Early Origins of the O'Farrend family
The surname O'Farrend was first found in County Donegal
(Irish: Dún na nGall), northwest Ireland
in the province of Ulster
, sometimes referred to as County Tyrconnel.
Early History of the O'Farrend family
This web page shows only a small excerpt of our O'Farrend research.Another 261 words (19 lines of text) are included under the topic Early O'Farrend History in all our PDF Extended History products and printed products wherever possible.
O'Farrend Spelling Variations
Names from the Middle Ages demonstrate many spelling variations
. This is because the recording scribe or church official often decided as to how a person's name was spelt and in what language. Research into the name O'Farrend revealed many variations, including Fearon, Feron, Feran, Farren and others.
Early Notables of the O'Farrend family (pre 1700)
More information is included under the topic Early O'Farrend Notables in all our PDF Extended History products
and printed products wherever possible.
Migration of the O'Farrend family to the New World and Oceana
The 19th century saw a great wave of Irish families
for the distant shores of North America and Australia
. These families often left their homeland hungry, penniless, and destitute do to the policies of England

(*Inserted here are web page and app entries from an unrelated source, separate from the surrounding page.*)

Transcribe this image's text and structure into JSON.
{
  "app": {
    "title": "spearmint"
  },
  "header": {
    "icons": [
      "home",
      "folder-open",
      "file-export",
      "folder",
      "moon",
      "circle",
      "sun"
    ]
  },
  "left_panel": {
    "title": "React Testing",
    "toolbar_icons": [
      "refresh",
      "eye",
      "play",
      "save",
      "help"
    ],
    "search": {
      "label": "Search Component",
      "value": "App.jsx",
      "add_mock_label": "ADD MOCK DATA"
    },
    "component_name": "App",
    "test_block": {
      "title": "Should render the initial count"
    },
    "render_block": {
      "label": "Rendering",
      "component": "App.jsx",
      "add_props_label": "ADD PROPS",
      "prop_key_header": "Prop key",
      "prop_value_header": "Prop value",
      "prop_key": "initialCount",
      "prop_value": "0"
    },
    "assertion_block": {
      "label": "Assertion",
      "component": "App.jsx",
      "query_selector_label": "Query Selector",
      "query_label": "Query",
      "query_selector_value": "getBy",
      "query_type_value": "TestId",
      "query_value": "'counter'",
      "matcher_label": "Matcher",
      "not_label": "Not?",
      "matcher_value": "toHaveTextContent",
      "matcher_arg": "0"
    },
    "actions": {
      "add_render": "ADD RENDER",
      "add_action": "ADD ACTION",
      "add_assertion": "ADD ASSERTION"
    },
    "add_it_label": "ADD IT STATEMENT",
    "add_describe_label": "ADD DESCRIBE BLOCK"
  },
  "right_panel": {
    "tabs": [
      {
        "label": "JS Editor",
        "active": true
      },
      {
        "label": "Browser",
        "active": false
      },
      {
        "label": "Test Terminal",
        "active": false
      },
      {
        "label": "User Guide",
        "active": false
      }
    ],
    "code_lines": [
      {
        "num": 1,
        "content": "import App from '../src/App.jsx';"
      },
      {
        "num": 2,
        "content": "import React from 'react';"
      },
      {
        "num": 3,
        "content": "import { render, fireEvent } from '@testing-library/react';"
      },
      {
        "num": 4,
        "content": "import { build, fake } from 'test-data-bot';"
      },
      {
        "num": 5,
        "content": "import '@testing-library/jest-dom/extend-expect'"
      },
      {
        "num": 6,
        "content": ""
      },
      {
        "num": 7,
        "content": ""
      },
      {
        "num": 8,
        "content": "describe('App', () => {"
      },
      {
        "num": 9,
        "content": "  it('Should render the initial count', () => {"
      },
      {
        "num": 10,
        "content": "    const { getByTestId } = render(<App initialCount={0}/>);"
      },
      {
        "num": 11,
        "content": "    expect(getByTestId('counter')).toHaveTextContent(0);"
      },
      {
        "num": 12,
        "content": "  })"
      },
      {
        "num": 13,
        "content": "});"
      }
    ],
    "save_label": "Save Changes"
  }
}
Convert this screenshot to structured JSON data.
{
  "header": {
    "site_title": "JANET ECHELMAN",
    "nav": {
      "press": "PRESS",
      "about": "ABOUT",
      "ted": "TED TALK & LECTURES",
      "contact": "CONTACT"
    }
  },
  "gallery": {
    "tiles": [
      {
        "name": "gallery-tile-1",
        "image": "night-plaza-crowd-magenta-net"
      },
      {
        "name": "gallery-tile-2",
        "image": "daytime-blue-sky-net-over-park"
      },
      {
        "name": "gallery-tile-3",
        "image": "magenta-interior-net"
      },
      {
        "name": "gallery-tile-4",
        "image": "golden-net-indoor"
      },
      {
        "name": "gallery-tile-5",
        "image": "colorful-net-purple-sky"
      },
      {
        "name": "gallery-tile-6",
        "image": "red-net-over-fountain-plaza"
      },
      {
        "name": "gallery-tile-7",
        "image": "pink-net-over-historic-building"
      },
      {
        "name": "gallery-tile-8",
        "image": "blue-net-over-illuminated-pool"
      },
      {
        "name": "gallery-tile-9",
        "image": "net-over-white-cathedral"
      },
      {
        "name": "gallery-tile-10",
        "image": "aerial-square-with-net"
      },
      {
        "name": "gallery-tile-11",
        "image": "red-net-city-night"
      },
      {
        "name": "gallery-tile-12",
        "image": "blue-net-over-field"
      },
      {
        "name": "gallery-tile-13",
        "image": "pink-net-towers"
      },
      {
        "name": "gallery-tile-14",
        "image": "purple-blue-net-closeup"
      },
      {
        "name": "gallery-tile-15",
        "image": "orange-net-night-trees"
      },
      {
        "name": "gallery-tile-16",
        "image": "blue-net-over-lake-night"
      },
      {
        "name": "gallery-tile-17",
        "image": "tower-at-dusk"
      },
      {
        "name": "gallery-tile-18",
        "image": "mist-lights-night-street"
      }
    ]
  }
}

. Those Irish immigrants that survived the long sea passage initially settled on the eastern seaboard of the continent. Some, however, moved north to a then infant Canada as United Empire Loyalists after ironically serving with the English in the American War of Independence
. Others that remained in America later joined the westward migration in search of land. The greatest influx of Irish immigrants, though, came to North America during the Great Potato Famine
of the late 1840s. Thousands left Ireland
at this time for North America, and those who arrived were immediately put to work building railroads, coal mines, bridges, and canals. In fact, the foundations of today's powerful nations of the United Sates and Canada were to a larger degree built by the Irish. Archival documents indicate that members of the O'Farrend family relocated to North American shores quite early: James Fearon, who arrived in Philadelphia, Pennsylvania in 1806; George, followed by Robert Fearon, who arrived in Philadelphia in 1813; George and Henry Fearon arrived in Philadelphia during the Potato Famine
in 1842 and 1848.